**What the exercise asks**
Search the records for the string "JSON", and show each line where it appears.
§
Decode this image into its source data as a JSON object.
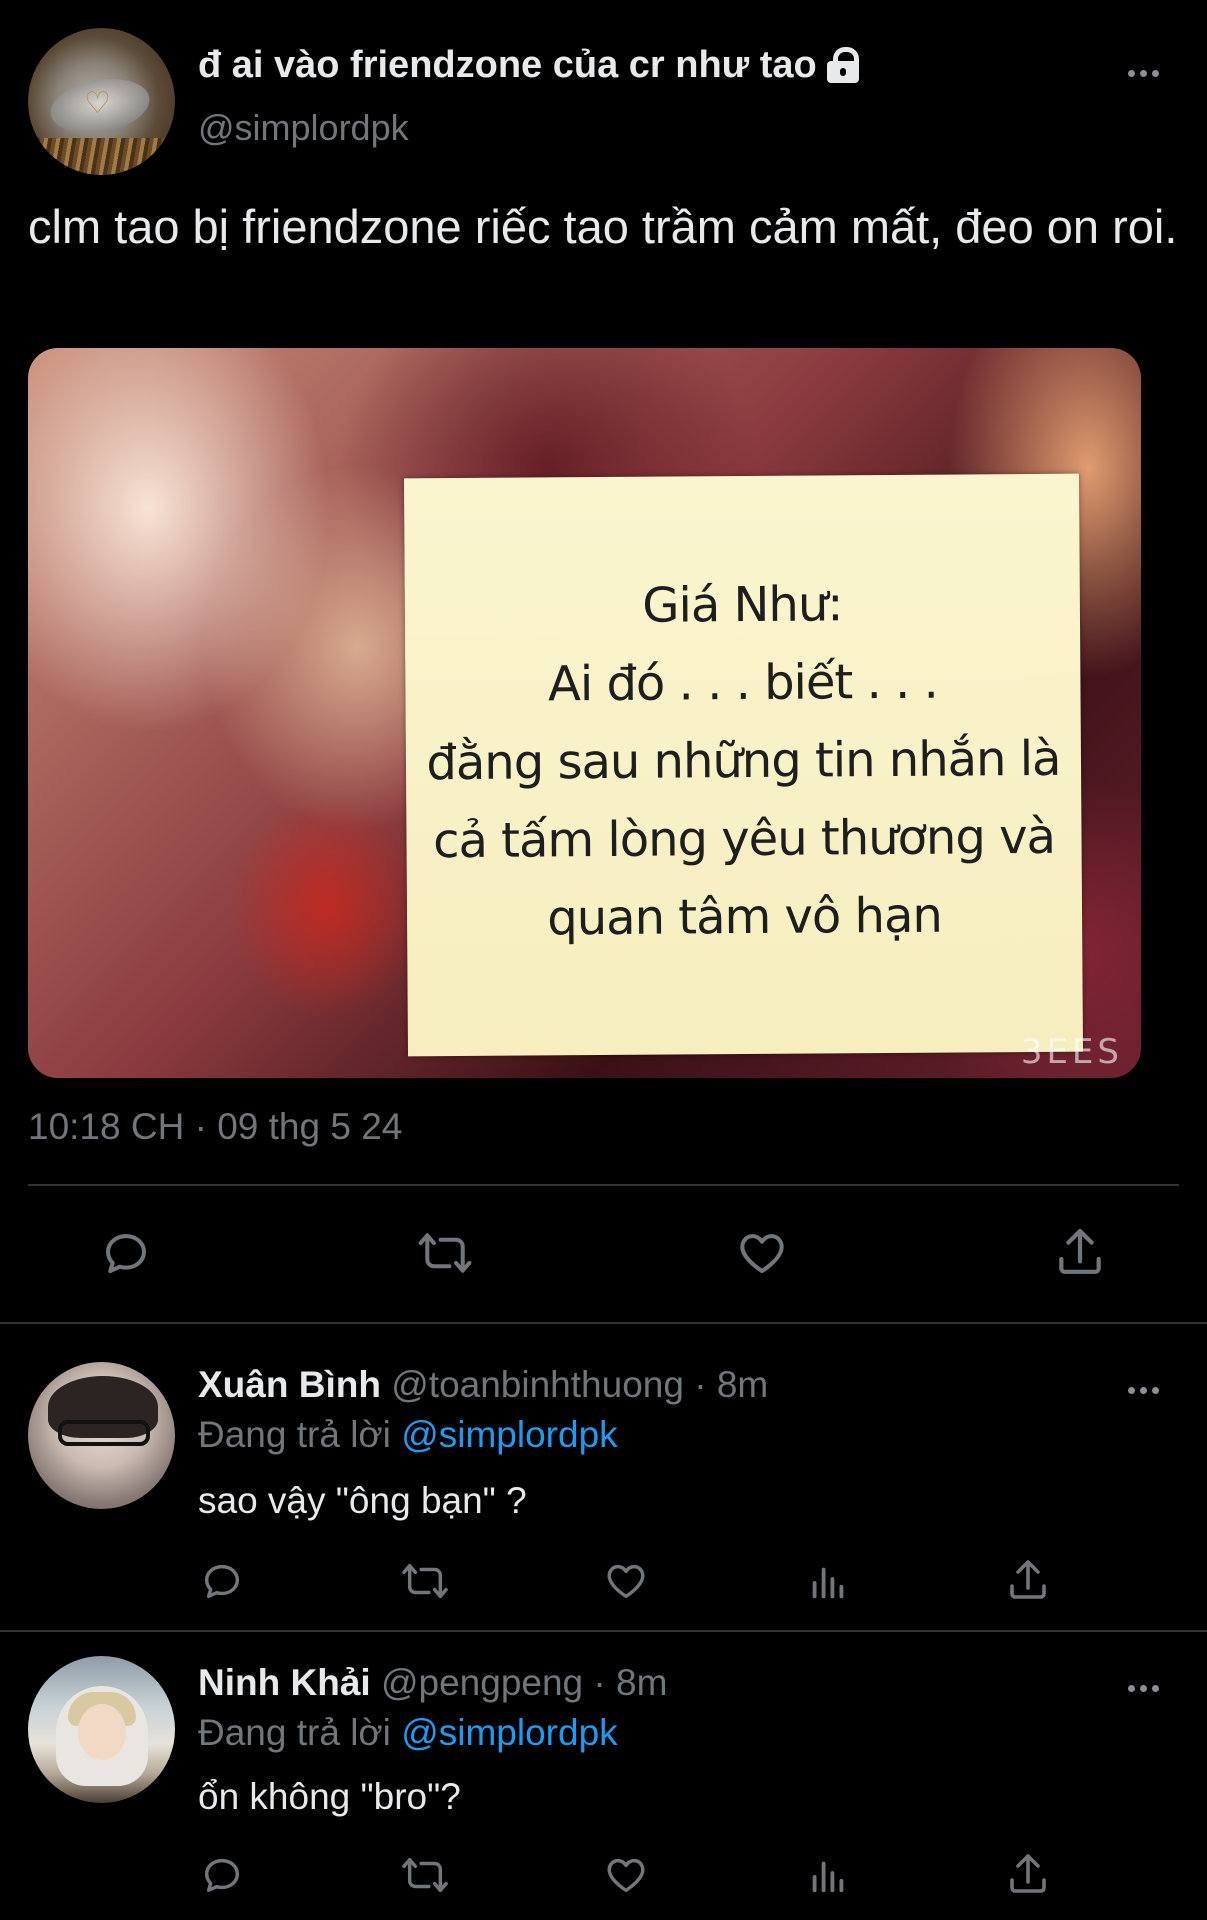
{
  "main_tweet": {
    "display_name": "đ ai vào friendzone của cr như tao",
    "handle": "@simplordpk",
    "text": "clm tao bị friendzone riếc tao trầm cảm mất, đeo on roi.",
    "image": {
      "note_lines": [
        "Giá Như:",
        "Ai đó . . . biết . . .",
        "đằng sau những tin nhắn là",
        "cả tấm lòng yêu thương và",
        "quan tâm vô hạn"
      ],
      "watermark": "3EES"
    },
    "timestamp": "10:18 CH · 09 thg 5 24",
    "actions": [
      "reply-icon",
      "retweet-icon",
      "like-icon",
      "share-icon"
    ]
  },
  "replies": [
    {
      "name": "Xuân Bình",
      "handle": "@toanbinhthuong",
      "separator": "·",
      "time": "8m",
      "replying_prefix": "Đang trả lời",
      "replying_to": "@simplordpk",
      "text": "sao vậy \"ông bạn\" ?"
    },
    {
      "name": "Ninh Khải",
      "handle": "@pengpeng",
      "separator": "·",
      "time": "8m",
      "replying_prefix": "Đang trả lời",
      "replying_to": "@simplordpk",
      "text": "ổn không \"bro\"?"
    }
  ],
  "colors": {
    "background": "#000000",
    "text": "#e7e9ea",
    "secondary": "#71767b",
    "link": "#1d9bf0",
    "divider": "#2f3336"
  }
}
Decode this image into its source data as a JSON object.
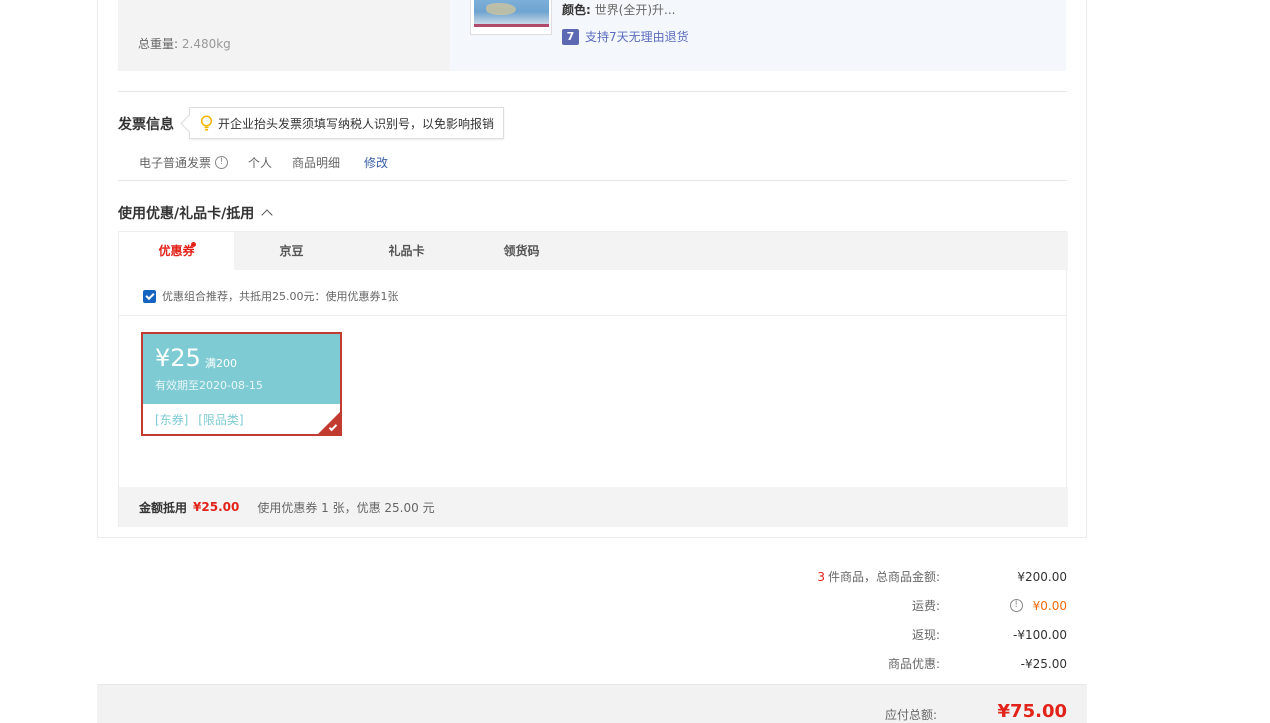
{
  "product": {
    "weight_label": "总重量:",
    "weight_value": "2.480kg",
    "color_label": "颜色:",
    "color_value": "世界(全开)升...",
    "return_badge": "7",
    "return_text": "支持7天无理由退货"
  },
  "invoice": {
    "title": "发票信息",
    "tip": "开企业抬头发票须填写纳税人识别号，以免影响报销",
    "type": "电子普通发票",
    "title_type": "个人",
    "content": "商品明细",
    "edit": "修改"
  },
  "coupons": {
    "title": "使用优惠/礼品卡/抵用",
    "tabs": [
      "优惠券",
      "京豆",
      "礼品卡",
      "领货码"
    ],
    "active_tab": 0,
    "recommend": "优惠组合推荐，共抵用25.00元：使用优惠券1张",
    "recommend_checked": true,
    "coupon": {
      "amount": "¥25",
      "condition": "满200",
      "expire": "有效期至2020-08-15",
      "tag1": "[东券]",
      "tag2": "[限品类]",
      "selected": true
    },
    "summary_label": "金额抵用",
    "summary_amount": "¥25.00",
    "summary_desc": "使用优惠券 1 张，优惠 25.00 元"
  },
  "totals": {
    "count": "3",
    "items_label": "件商品，总商品金额:",
    "items_value": "¥200.00",
    "shipping_label": "运费:",
    "shipping_value": "¥0.00",
    "cashback_label": "返现:",
    "cashback_value": "-¥100.00",
    "discount_label": "商品优惠:",
    "discount_value": "-¥25.00",
    "payable_label": "应付总额:",
    "payable_value": "¥75.00"
  },
  "colors": {
    "accent_red": "#e2231a",
    "coupon_teal": "#7ecbd3",
    "link_blue": "#3a5fa8",
    "shipping_orange": "#f06b0b"
  }
}
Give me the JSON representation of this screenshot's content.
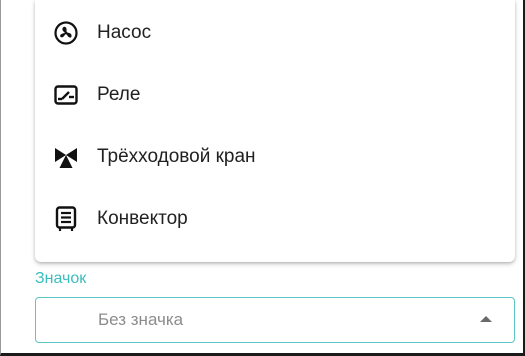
{
  "menu": {
    "items": [
      {
        "label": "Насос",
        "icon": "pump-fan-icon"
      },
      {
        "label": "Реле",
        "icon": "relay-switch-icon"
      },
      {
        "label": "Трёхходовой кран",
        "icon": "three-way-valve-icon"
      },
      {
        "label": "Конвектор",
        "icon": "convector-icon"
      }
    ]
  },
  "icon_field": {
    "label": "Значок",
    "value": "Без значка"
  },
  "colors": {
    "accent": "#3bbdbd",
    "field_border": "#5cc6c6",
    "text": "#212121",
    "placeholder": "#8c8c8c"
  }
}
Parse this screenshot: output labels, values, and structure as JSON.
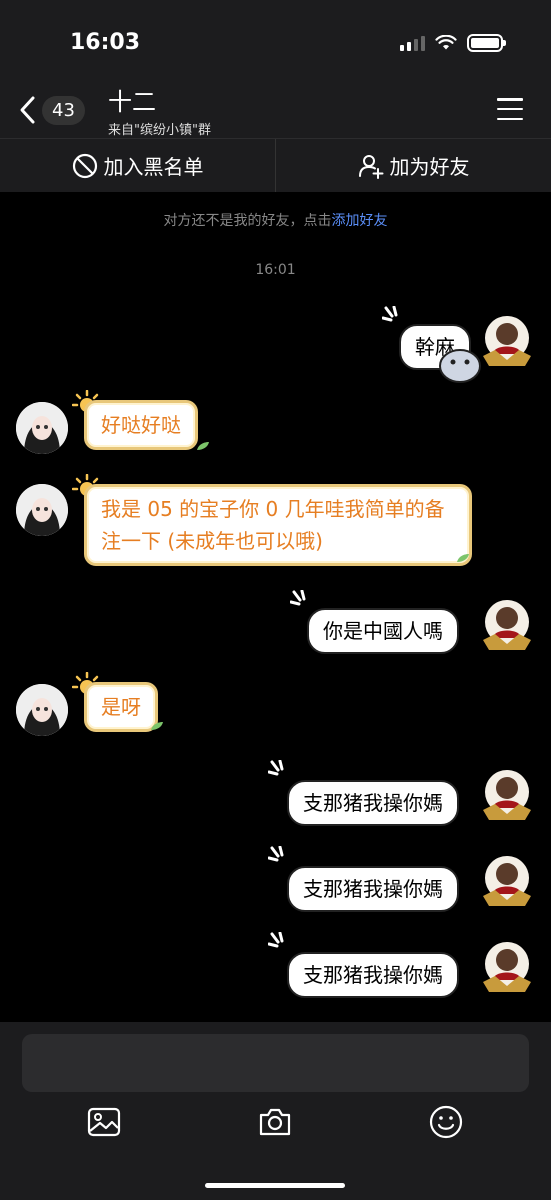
{
  "status": {
    "time": "16:03"
  },
  "nav": {
    "back_count": "43",
    "title": "十二",
    "subtitle": "来自\"缤纷小镇\"群"
  },
  "actions": {
    "block_label": "加入黑名单",
    "add_friend_label": "加为好友"
  },
  "notice": {
    "text": "对方还不是我的好友，点击",
    "link": "添加好友"
  },
  "timestamp": "16:01",
  "messages": [
    {
      "side": "right",
      "text": "幹麻"
    },
    {
      "side": "left",
      "text": "好哒好哒"
    },
    {
      "side": "left",
      "text": "我是 05 的宝子你 0 几年哇我简单的备注一下 (未成年也可以哦)"
    },
    {
      "side": "right",
      "text": "你是中國人嗎"
    },
    {
      "side": "left",
      "text": "是呀"
    },
    {
      "side": "right",
      "text": "支那猪我操你媽"
    },
    {
      "side": "right",
      "text": "支那猪我操你媽"
    },
    {
      "side": "right",
      "text": "支那猪我操你媽"
    }
  ],
  "colors": {
    "background": "#000000",
    "header": "#1c1c1e",
    "link": "#5b8ff9",
    "left_text": "#e67e22",
    "left_border": "#e8c77a"
  },
  "icons": [
    "back-arrow-icon",
    "menu-icon",
    "block-icon",
    "add-user-icon",
    "image-icon",
    "camera-icon",
    "emoji-icon"
  ]
}
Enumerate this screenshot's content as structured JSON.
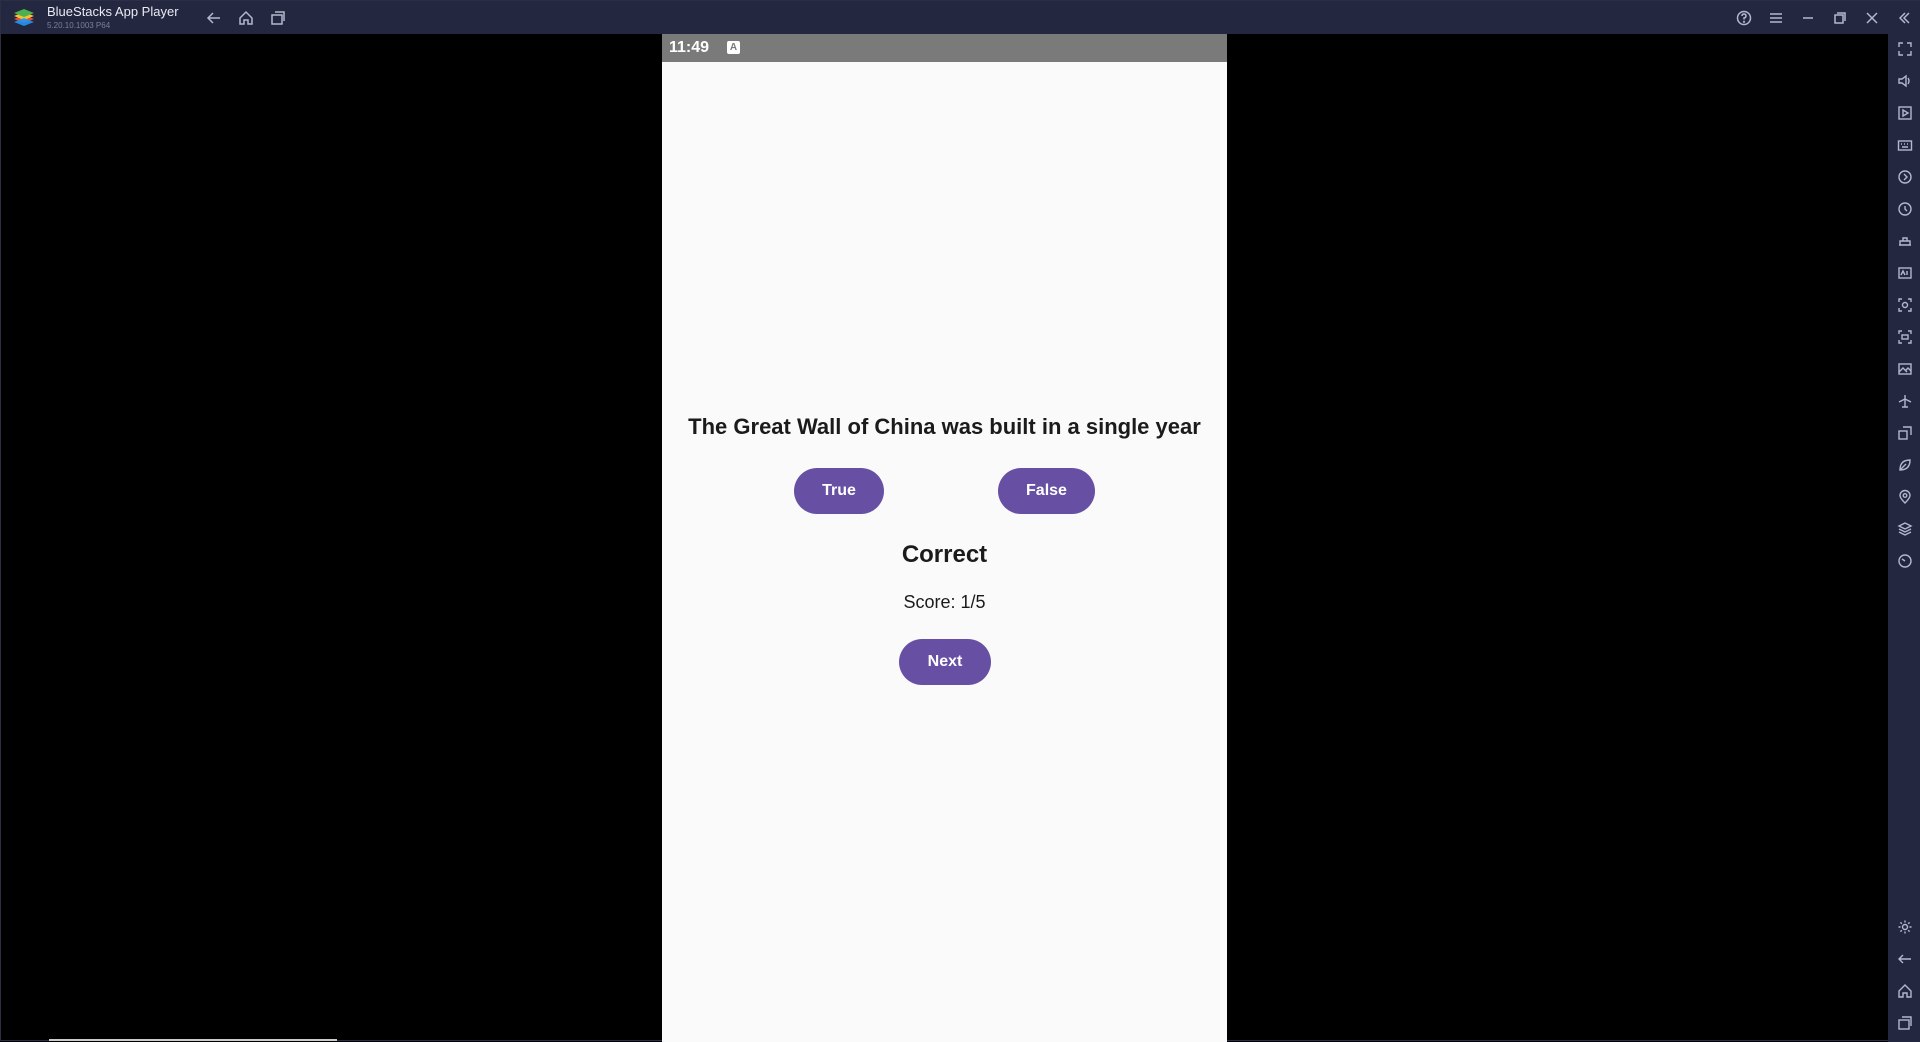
{
  "titlebar": {
    "app_title": "BlueStacks App Player",
    "app_version": "5.20.10.1003 P64",
    "icons": [
      "back-icon",
      "home-icon",
      "recents-icon",
      "help-icon",
      "menu-icon",
      "minimize-icon",
      "restore-icon",
      "close-icon",
      "collapse-sidebar-icon"
    ]
  },
  "sidebar": {
    "icons": [
      "fullscreen-icon",
      "volume-icon",
      "media-icon",
      "keyboard-icon",
      "rotate-icon",
      "sync-icon",
      "macro-icon",
      "multi-instance-icon",
      "screenshot-icon",
      "record-icon",
      "gallery-icon",
      "airplane-icon",
      "resize-icon",
      "eco-mode-icon",
      "location-icon",
      "layers-icon",
      "speed-icon",
      "settings-icon",
      "back-icon",
      "home-icon",
      "recents-icon"
    ]
  },
  "status_bar": {
    "time": "11:49",
    "notification": "A"
  },
  "quiz": {
    "question": "The Great Wall of China was built in a single year",
    "true_label": "True",
    "false_label": "False",
    "result": "Correct",
    "score": "Score: 1/5",
    "next_label": "Next"
  },
  "colors": {
    "accent": "#6750a4",
    "titlebar_bg": "#232740",
    "status_bar_bg": "#7a7a7a",
    "screen_bg": "#fafafa"
  }
}
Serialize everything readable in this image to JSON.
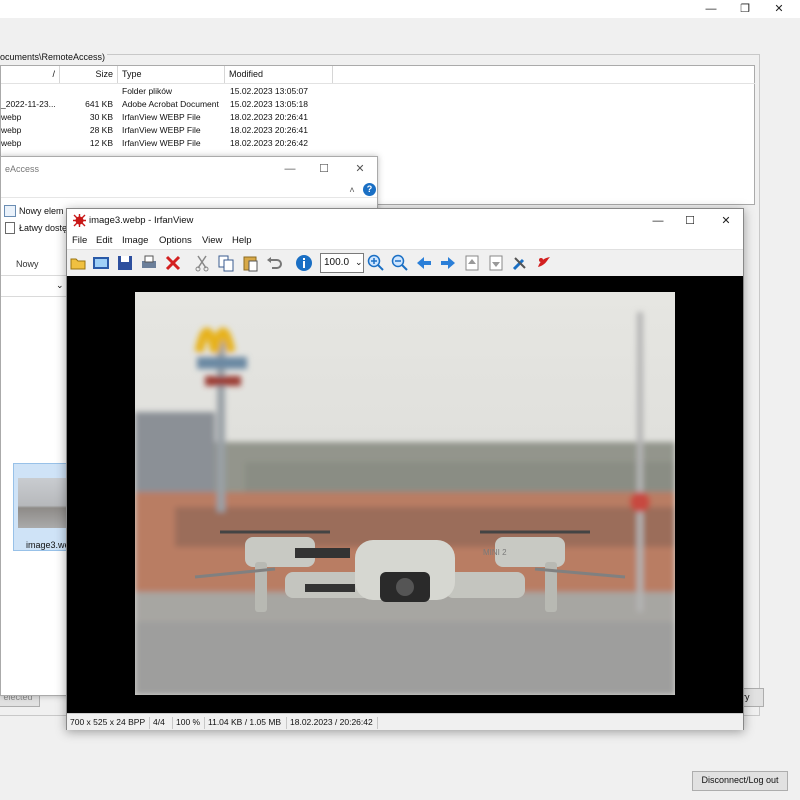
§
**Completed exercise**
Decode this image into its source data as a JSON object.
Decode this image into its source data as a JSON object.
Give me the JSON representation of this screenshot's content.
Parse this screenshot: output labels, values, and structure as JSON.
Enumerate this screenshot's content as structured JSON.
Serialize everything readable in this image to JSON.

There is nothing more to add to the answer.